A Hidden Massacre


Riddled with history, China and Taiwan have come to represent another frugal crack across the Asian continent. As the 30th anniversary of Tiananmen Massacre approaches, the relationship between the two states further deteriorates.  Hailed as the June fourth incident or Six-Four in Mainland China, the imposition of martial law sparked demonstrations that were forcibly suppressed by the military authorities. Among the students’ demands were a free press and freedom of speech, disclosure of leaders’ assets, and freedom to demonstrate. Tanks were sent in to quell months of student-led pro-democracy protests on the night of June 3rd, 1989, with the operation ending the following morning. Though Beijing has never released a full death toll concerning the incident and heavily censors reporting on the event, estimates from human rights groups, and witnesses put the death toll between several hundred to several thousand people.
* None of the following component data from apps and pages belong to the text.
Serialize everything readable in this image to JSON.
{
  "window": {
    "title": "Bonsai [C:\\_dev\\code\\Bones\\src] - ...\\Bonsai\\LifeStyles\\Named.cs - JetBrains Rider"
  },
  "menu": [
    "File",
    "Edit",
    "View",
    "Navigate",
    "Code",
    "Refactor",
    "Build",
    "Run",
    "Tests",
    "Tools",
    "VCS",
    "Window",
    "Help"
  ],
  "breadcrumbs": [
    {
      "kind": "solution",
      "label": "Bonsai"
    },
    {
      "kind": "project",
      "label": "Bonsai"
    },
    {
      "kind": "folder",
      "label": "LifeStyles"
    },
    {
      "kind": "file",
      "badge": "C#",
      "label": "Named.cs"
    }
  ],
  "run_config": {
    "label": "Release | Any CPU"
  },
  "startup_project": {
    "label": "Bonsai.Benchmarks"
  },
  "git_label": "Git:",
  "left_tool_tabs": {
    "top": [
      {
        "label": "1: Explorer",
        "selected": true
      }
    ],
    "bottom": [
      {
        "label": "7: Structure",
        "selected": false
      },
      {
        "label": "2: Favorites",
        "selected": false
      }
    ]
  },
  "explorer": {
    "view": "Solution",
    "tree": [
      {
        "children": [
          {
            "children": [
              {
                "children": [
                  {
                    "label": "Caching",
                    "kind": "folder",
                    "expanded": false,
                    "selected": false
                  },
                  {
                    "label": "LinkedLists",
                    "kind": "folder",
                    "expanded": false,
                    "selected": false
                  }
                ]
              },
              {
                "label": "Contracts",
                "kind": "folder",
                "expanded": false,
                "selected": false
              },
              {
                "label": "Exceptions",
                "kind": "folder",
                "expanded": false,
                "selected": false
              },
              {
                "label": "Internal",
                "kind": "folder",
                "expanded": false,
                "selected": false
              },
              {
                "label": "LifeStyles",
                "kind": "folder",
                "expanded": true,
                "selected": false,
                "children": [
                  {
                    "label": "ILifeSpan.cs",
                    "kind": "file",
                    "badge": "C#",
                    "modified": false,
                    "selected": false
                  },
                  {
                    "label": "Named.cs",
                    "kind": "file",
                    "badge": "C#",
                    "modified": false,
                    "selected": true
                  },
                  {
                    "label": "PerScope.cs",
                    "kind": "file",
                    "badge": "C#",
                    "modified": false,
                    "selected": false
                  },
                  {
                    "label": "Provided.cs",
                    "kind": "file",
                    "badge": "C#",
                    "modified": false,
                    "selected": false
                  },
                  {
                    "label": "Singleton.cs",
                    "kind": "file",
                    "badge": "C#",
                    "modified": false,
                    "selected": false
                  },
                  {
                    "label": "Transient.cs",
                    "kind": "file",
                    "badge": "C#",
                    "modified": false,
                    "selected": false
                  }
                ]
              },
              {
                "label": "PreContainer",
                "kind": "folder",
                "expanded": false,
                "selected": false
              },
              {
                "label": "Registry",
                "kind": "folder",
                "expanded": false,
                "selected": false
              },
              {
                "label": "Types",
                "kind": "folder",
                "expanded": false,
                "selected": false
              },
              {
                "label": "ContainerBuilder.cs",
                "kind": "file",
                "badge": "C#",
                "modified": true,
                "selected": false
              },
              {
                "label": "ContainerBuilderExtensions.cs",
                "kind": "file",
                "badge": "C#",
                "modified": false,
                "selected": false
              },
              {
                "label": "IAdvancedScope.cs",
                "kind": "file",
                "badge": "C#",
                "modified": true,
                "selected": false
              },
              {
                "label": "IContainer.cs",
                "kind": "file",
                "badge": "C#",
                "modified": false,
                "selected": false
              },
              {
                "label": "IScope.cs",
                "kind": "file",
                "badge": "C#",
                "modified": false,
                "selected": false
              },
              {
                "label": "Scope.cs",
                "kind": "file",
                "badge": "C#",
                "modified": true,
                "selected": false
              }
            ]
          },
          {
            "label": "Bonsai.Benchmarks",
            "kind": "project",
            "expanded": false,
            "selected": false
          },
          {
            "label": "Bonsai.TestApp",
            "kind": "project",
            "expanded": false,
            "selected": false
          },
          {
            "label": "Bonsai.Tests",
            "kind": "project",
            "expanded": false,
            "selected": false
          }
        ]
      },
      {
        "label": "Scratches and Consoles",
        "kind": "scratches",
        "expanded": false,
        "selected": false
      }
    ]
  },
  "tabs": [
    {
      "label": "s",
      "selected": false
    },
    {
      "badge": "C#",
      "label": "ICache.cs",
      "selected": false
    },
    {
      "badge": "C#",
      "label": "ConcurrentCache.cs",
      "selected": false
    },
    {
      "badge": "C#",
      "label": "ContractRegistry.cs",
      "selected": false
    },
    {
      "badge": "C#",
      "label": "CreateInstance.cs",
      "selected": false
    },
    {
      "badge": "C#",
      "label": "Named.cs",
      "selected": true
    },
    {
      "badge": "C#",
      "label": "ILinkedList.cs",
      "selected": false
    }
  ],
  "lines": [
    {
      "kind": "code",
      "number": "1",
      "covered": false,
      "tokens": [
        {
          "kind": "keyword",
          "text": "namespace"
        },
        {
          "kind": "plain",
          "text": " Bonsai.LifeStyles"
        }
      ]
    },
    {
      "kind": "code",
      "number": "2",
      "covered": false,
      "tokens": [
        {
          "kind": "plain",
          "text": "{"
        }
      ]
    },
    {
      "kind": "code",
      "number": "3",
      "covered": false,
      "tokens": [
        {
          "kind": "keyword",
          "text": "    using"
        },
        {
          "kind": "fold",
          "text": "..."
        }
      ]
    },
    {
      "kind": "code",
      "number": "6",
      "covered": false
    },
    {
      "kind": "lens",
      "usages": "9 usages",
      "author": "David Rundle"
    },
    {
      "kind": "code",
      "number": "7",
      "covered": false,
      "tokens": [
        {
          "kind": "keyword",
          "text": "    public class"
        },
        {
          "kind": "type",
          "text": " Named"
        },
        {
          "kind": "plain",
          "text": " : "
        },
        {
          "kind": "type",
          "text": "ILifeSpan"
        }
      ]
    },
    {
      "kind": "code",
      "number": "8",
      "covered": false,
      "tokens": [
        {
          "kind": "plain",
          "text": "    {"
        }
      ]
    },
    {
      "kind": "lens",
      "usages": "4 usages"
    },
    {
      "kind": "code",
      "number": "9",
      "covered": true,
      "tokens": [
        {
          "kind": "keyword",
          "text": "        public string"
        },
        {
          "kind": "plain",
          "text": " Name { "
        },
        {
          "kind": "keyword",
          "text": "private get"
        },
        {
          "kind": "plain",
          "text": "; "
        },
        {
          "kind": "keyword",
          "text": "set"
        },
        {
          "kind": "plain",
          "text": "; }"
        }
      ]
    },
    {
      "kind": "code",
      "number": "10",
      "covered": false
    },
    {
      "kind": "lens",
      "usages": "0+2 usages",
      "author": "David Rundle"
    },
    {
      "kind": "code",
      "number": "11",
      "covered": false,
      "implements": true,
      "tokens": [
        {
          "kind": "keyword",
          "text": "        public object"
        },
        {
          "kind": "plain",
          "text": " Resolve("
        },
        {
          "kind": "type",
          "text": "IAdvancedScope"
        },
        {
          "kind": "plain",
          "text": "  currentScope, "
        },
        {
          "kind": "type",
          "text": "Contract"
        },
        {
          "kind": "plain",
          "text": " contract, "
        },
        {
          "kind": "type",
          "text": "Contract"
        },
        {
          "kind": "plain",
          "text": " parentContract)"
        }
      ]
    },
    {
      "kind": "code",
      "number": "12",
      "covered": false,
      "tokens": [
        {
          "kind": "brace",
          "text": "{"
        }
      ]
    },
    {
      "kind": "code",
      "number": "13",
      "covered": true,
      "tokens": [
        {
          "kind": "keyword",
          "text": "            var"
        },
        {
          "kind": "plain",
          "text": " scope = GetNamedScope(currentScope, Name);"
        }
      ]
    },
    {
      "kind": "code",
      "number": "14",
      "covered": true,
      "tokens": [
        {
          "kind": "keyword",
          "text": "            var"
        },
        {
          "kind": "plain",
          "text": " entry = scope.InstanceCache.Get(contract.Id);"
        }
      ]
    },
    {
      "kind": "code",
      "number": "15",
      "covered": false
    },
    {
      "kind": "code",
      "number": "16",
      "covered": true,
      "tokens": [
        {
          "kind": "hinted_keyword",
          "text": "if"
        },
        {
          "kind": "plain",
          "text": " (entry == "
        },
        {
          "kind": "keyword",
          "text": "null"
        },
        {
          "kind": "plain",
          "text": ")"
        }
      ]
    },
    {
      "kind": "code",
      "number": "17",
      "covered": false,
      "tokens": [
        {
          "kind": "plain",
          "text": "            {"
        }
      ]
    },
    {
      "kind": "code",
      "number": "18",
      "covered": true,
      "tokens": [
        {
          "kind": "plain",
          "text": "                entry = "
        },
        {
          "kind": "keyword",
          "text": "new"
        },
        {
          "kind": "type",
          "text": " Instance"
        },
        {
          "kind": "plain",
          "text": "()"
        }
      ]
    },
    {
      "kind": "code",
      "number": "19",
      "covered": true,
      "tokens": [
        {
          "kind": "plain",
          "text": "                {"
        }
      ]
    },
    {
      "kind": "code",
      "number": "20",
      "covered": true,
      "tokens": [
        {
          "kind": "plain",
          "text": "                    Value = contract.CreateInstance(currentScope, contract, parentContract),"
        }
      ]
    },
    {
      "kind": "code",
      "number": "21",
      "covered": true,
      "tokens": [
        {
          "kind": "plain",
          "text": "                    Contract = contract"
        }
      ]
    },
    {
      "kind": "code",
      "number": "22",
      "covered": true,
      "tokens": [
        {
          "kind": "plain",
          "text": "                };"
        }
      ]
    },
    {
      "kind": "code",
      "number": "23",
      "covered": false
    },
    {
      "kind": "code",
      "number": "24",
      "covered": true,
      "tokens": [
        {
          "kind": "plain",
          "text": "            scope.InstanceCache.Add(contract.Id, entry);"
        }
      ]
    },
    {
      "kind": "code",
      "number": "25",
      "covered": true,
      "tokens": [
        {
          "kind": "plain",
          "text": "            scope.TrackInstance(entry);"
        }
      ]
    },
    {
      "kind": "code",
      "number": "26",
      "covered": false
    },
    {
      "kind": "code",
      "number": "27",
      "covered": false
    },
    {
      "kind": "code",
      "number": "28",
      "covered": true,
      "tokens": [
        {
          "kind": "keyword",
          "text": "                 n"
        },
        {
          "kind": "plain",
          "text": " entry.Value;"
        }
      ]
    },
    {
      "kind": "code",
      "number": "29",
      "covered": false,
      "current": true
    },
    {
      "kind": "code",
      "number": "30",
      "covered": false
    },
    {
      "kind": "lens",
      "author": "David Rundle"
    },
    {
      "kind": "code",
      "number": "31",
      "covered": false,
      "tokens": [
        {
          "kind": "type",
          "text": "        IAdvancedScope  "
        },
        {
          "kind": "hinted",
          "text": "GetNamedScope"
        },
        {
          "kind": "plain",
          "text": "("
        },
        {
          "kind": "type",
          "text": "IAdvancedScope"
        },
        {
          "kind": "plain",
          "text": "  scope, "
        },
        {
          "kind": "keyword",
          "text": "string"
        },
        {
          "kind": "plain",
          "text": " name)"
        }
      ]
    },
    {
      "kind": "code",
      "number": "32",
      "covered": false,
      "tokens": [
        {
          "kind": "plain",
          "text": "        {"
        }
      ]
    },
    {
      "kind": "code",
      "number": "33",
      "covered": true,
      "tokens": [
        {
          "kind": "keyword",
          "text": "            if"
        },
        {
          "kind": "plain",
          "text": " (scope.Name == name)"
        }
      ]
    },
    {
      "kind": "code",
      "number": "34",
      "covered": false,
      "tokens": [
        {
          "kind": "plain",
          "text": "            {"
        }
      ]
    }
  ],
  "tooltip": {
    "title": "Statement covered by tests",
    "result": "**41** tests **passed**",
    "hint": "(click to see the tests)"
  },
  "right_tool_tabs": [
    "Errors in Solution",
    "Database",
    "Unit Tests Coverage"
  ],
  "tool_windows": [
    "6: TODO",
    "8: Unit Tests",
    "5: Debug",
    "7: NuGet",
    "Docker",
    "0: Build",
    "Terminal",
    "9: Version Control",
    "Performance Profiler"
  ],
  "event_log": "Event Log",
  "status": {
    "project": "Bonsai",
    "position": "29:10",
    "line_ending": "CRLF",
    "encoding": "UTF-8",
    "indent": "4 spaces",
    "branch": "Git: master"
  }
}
Each year, as the anniversary approaches, the relatives of those killed by the army, including the mothers of school pupils gunned down in cold blood, are placed under surveillance or taken on enforced trips out of town.

In a statement on Monday, Taiwan’s Mainland Affairs Council accused China of telling “lies” about the incident on June 4, 1989, which saw Chinese troops open fire on demonstrators in the capital following weeks of student-led rallies calling for political reform in the communist party-ruled country. “We earnestly admonish the Chinese authorities to face up to the historical mistake, and sincerely apologize as soon as possible,” the council’s statement said. The events in Tiananmen square remain a point of contention between China and many Western countries as well, which have implored the country’s leaders to admit ordering the People’s Liberation Army to open fire on protesters. U.S.  Secretary of State, Mike Pompeo called on Beijing on Monday to mark the anniversary by releasing all prisoners jailed for fighting human rights abuses in China. He said: “Such a step would begin to demonstrate the Communist Party’s willingness to respect human rights and fundamental freedoms.”

Despite criticism, the People’s Republic of China refuses to accept any wrongdoing and in response to Taiwan’s statement, Chinese Defence Minister Wei Fenghe defended authorities’ handling of the Tiananmen Square protests as the “correct policy”. He added that China’s development since 1989 showed that the government’s actions were justified. Taiwan’s Mainland Affairs Council described the remarks defending the handling of the demonstrations as “incredible”. “It proves that them keeping saying ‘Chinese people don’t attack Chinese people’ is a gargantuan lie,” the council’s statement said.

The back-and-forth took place amid a ramping up of pressure by China on Taiwan, which holds presidential elections in January, with Beijing whittling away at the island’s few remaining diplomatic allies and regularly sending air force jets close to the territory. Chinese authorities suspect President Tsai Ing-wen and her ruling Democratic Progressive Party of pushing formal independence for Taiwan, a red line for Beijing. Tsai has repeatedly said she wants to maintain the status quo but has also vowed to defend the island’s democracy. Beijing claims self-ruled and democratic Taiwan as its sacred territory, to be taken back by force if necessary. On Sunday, Chinese Defence Minister Wei warned that the military would fight “if anyone dares to split Taiwan from China”. This has caused tensions to rise which clearly pose a threat to the peace and security of the region.

Kavya Singh

An economics and international relations (major) second-year undergraduate student at The University of Sydney.
She's a bubbly, nerdy economist with a passion for reading and always prepared with a hot cup of cocoa to work towards solving global issues. Her fascination with new places, academic research and challenges has led her to the United States, where she's currently undertaking an exchange semester at the Wharton Business School, University of Pennsylvania.
Kavya Singh

About Kavya Singh

An economics and international relations (major) second-year undergraduate student at The University of Sydney. She's a bubbly, nerdy economist with a passion for reading and always prepared with a hot cup of cocoa to work towards solving global issues. Her fascination with new places, academic research and challenges has led her to the United States, where she's currently undertaking an exchange semester at the Wharton Business School, University of Pennsylvania.